## What the task requires
For the material below, count the lines containing "selected" and reply with the number alone.

## Provided data
=== Begin Enclosure ===

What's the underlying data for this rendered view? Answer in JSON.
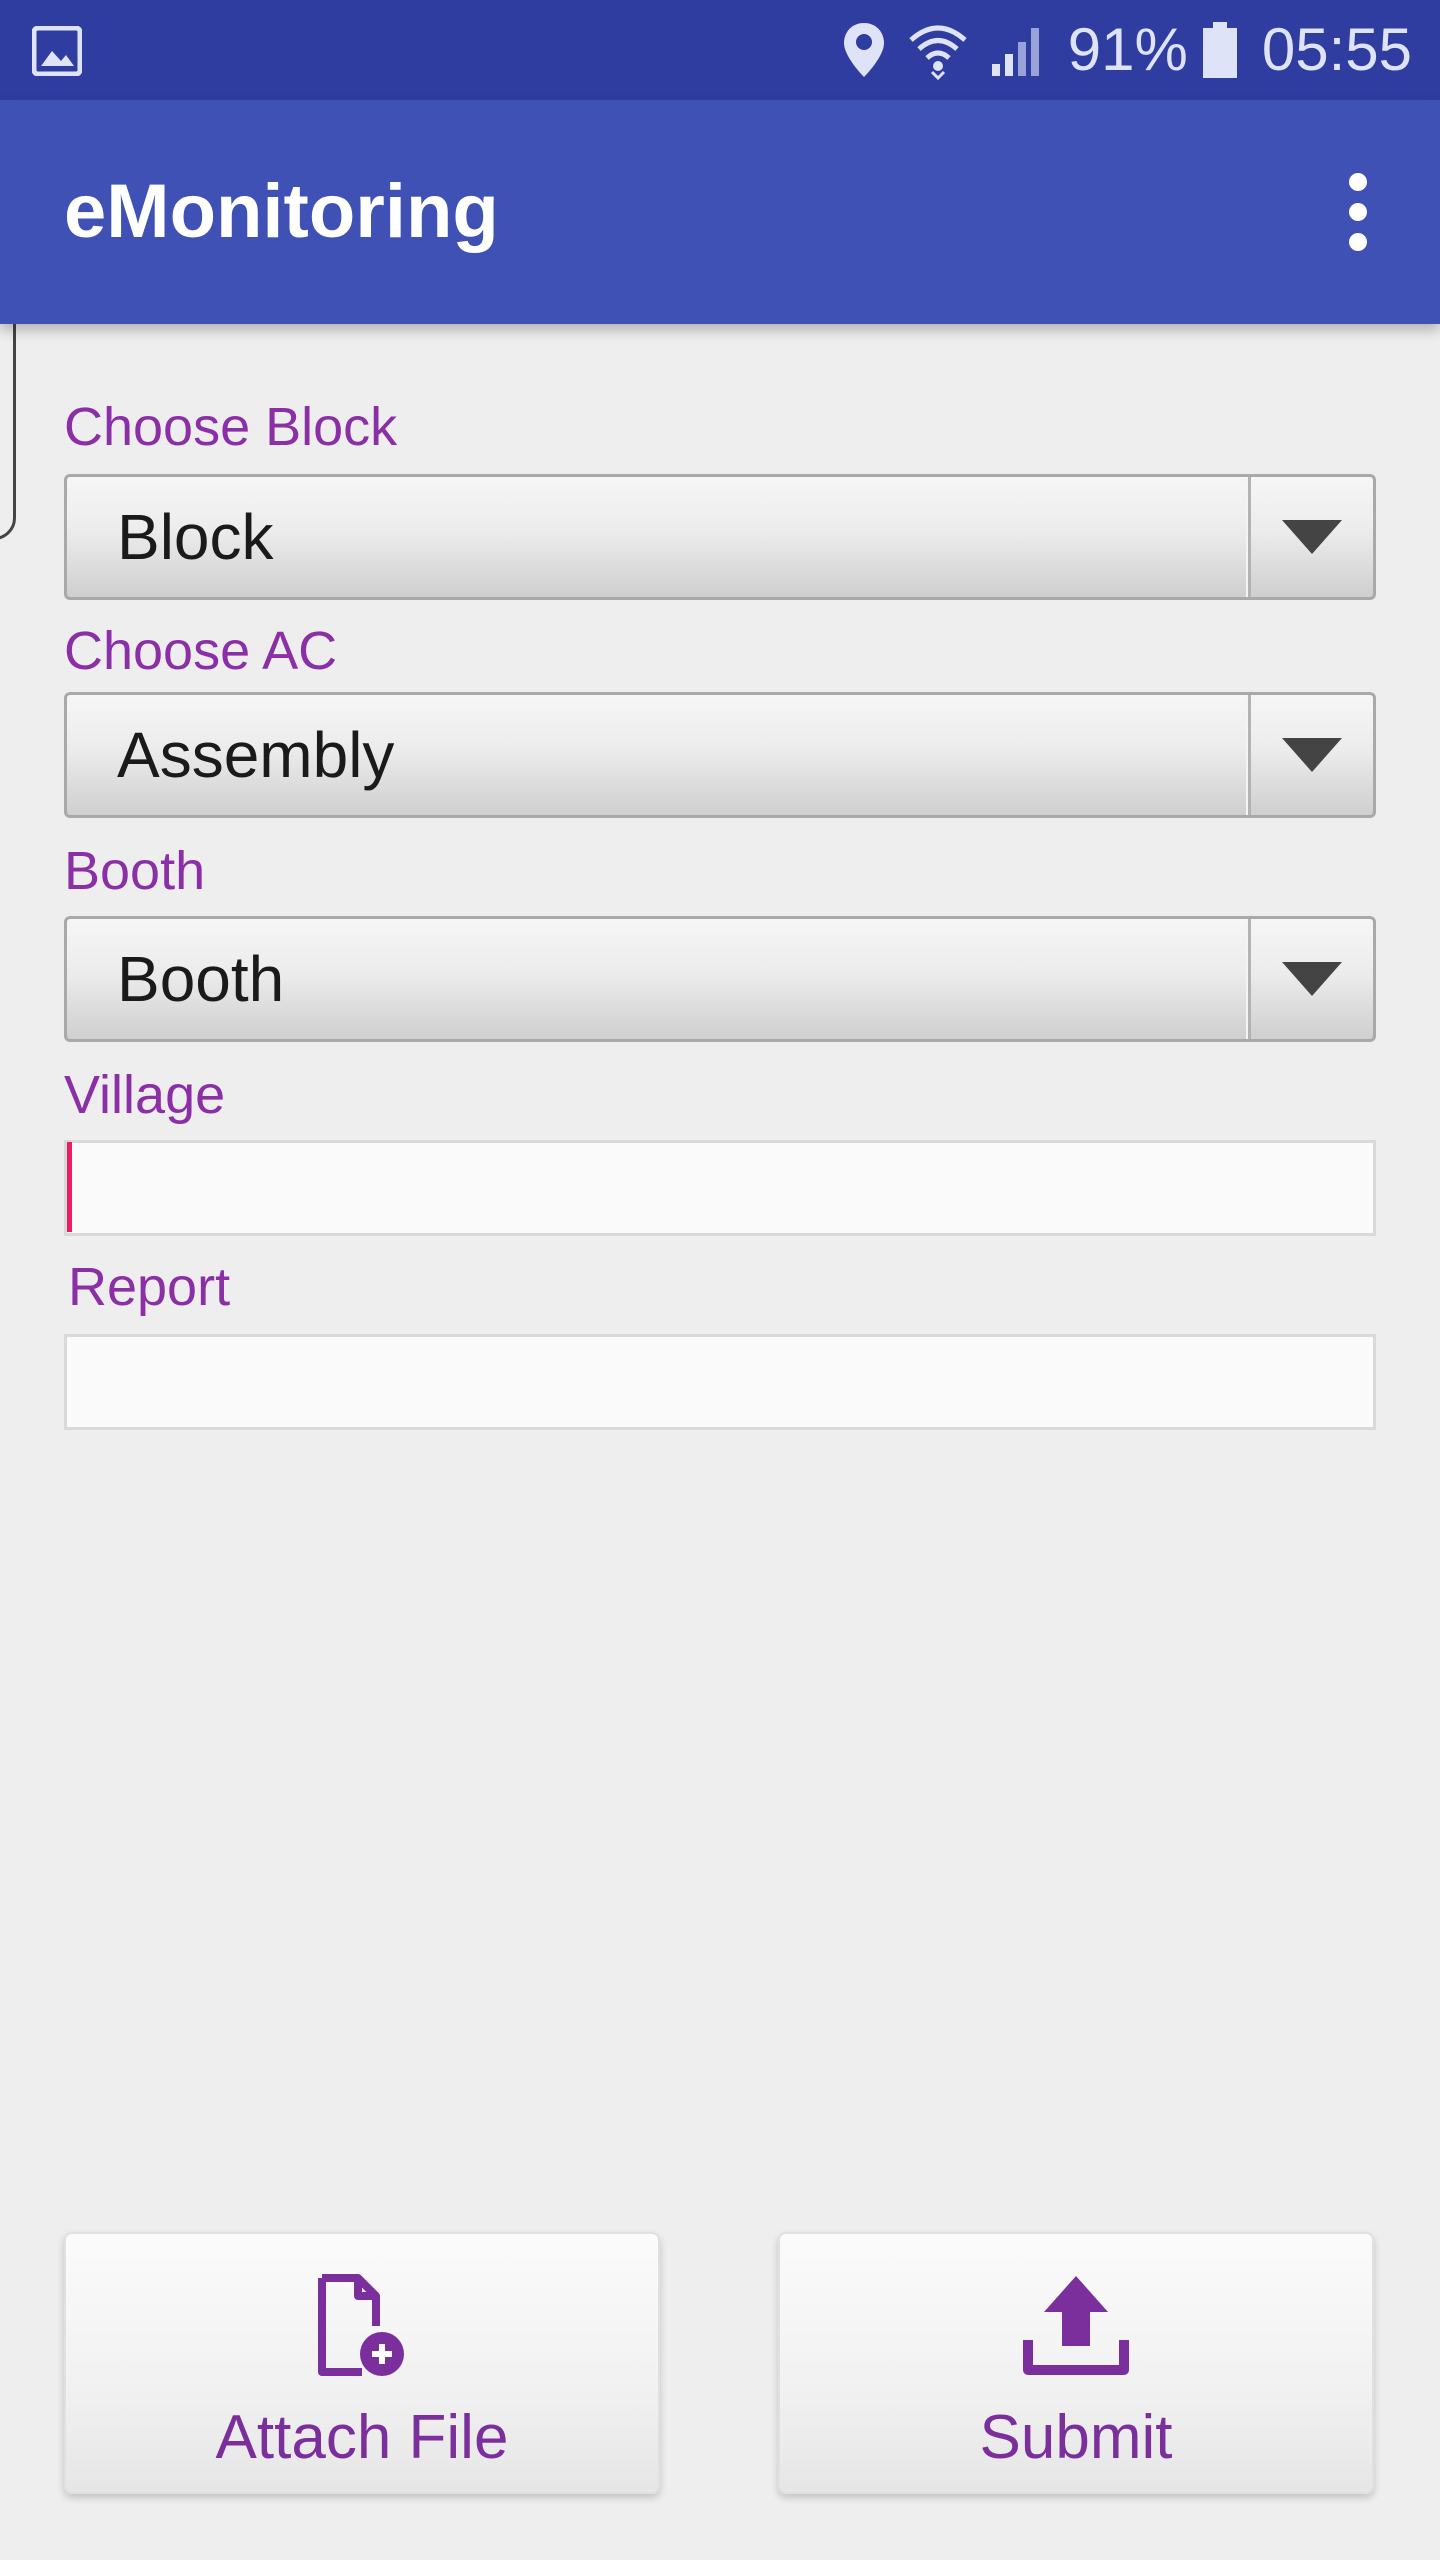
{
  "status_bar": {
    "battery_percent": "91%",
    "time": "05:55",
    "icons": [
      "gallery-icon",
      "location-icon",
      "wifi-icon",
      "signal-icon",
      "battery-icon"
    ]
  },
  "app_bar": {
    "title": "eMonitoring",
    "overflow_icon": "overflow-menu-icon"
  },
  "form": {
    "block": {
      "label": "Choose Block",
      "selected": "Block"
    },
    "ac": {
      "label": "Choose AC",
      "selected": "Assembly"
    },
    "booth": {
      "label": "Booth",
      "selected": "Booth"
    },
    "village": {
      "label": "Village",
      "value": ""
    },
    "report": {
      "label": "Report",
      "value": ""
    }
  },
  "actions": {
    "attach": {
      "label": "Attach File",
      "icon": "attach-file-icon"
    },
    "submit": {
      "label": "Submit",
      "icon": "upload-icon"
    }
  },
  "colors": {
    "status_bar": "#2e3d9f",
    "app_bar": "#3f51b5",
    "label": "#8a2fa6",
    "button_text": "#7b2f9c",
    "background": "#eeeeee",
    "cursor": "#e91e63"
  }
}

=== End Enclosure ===
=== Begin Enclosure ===

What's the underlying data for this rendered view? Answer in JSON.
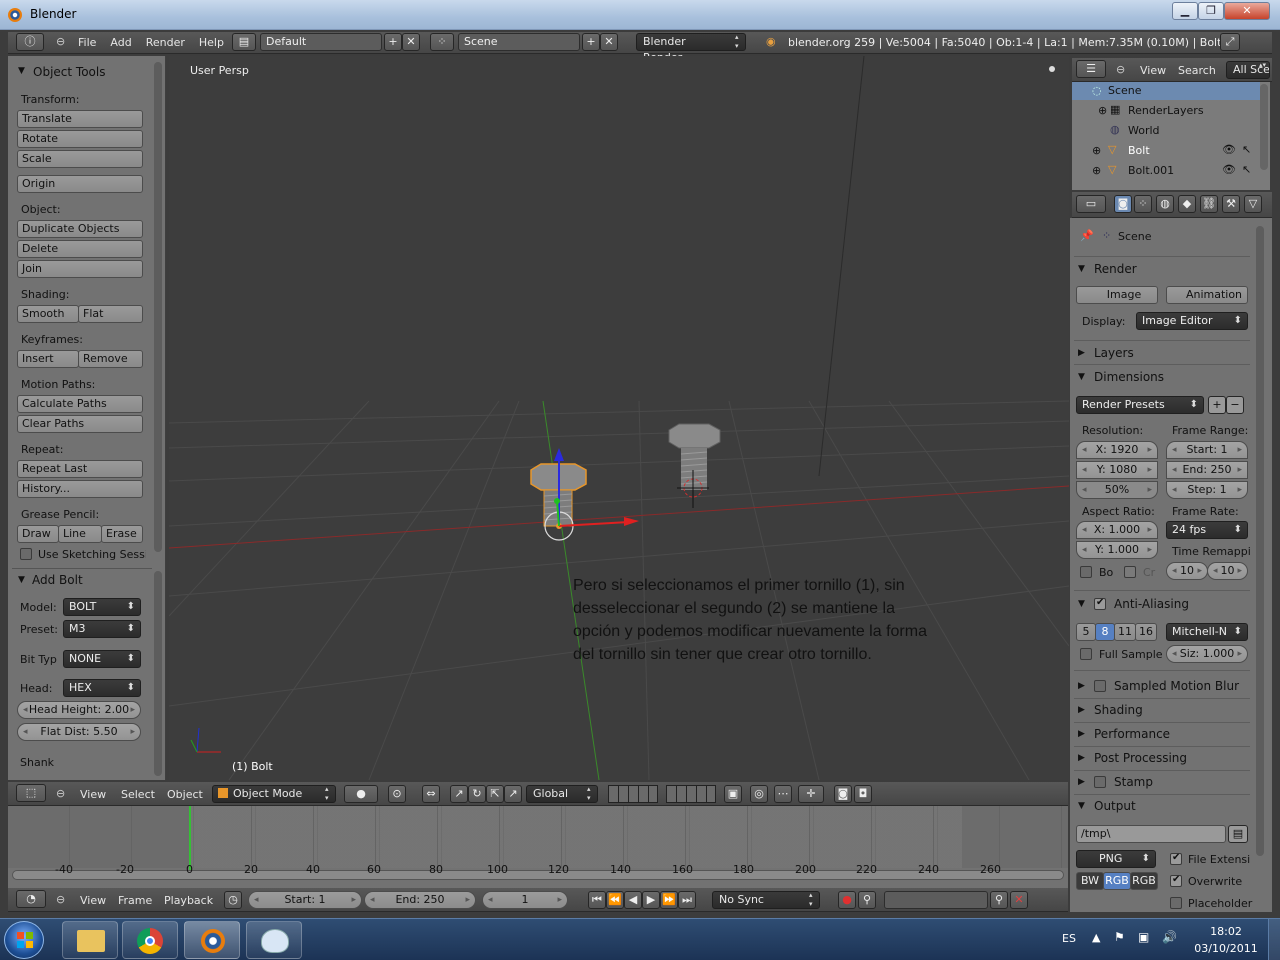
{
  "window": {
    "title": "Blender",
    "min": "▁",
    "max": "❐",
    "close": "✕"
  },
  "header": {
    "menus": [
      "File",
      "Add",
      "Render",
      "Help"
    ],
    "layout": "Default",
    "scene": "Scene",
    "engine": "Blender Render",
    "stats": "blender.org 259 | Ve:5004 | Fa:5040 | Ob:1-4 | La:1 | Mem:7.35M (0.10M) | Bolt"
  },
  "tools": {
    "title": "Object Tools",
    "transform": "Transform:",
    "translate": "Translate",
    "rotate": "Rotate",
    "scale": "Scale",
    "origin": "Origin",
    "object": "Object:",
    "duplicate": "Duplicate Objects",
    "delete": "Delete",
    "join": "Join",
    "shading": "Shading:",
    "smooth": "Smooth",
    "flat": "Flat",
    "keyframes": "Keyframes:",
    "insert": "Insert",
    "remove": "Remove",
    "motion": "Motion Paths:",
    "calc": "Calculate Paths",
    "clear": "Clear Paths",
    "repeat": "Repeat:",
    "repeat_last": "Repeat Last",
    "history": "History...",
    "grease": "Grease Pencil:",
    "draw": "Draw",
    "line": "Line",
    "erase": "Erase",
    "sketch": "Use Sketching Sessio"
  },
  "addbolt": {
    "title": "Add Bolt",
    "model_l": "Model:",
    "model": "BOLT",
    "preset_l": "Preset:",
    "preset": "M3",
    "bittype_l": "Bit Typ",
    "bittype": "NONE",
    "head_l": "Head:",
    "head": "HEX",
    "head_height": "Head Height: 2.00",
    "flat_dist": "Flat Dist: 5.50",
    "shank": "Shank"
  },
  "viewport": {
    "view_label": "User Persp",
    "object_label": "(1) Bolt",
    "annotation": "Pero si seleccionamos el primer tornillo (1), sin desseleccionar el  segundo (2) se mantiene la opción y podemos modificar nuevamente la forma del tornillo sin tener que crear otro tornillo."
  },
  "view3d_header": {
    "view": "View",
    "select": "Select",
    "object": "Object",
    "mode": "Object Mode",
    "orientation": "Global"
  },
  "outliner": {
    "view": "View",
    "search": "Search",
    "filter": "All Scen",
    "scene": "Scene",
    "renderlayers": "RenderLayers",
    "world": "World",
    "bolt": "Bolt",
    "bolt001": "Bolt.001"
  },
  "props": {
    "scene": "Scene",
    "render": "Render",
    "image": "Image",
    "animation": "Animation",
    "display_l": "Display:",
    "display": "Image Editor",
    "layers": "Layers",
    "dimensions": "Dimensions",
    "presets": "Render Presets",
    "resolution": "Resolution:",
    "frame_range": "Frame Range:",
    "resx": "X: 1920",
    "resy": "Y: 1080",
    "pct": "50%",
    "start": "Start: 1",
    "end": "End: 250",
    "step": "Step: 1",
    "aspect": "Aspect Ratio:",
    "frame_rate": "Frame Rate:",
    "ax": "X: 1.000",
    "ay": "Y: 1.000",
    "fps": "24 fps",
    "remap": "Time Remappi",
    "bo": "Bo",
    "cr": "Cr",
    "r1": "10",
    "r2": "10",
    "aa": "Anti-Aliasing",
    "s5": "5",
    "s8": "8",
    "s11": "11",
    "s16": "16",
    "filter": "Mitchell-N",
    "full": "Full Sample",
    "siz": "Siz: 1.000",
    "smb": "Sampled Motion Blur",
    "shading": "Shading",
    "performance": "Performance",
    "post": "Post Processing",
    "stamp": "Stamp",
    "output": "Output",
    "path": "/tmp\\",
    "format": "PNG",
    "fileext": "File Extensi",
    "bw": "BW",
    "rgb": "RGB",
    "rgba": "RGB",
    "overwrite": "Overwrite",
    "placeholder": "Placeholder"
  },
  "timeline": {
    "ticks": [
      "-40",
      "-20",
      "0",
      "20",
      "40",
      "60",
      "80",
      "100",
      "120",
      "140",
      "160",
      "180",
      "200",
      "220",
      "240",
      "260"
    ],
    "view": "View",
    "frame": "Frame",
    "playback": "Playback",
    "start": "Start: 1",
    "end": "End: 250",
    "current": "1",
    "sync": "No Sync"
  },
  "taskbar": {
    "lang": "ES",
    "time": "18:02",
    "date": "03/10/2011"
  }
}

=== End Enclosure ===
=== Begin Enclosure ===

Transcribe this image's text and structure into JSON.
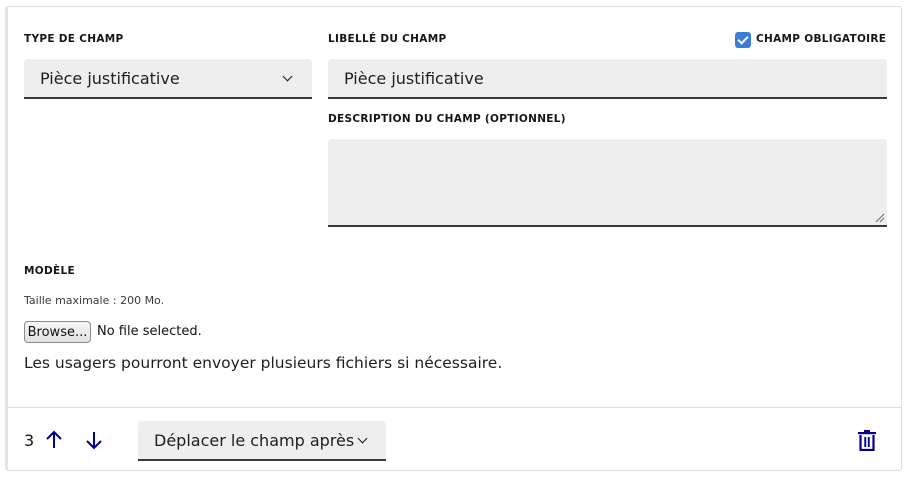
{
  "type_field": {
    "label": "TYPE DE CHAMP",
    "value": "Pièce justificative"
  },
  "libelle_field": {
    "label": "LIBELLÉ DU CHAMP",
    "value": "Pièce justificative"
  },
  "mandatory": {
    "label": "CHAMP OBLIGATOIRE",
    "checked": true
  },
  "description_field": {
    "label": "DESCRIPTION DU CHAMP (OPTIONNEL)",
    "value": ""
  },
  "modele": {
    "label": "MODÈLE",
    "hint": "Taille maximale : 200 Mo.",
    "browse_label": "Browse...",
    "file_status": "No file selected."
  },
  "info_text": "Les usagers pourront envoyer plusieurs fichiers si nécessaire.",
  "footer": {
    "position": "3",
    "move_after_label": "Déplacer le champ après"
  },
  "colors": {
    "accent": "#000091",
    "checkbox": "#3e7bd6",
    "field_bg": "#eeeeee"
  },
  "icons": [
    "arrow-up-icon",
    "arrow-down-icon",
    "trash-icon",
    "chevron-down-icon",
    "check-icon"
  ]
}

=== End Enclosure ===

## Reply
4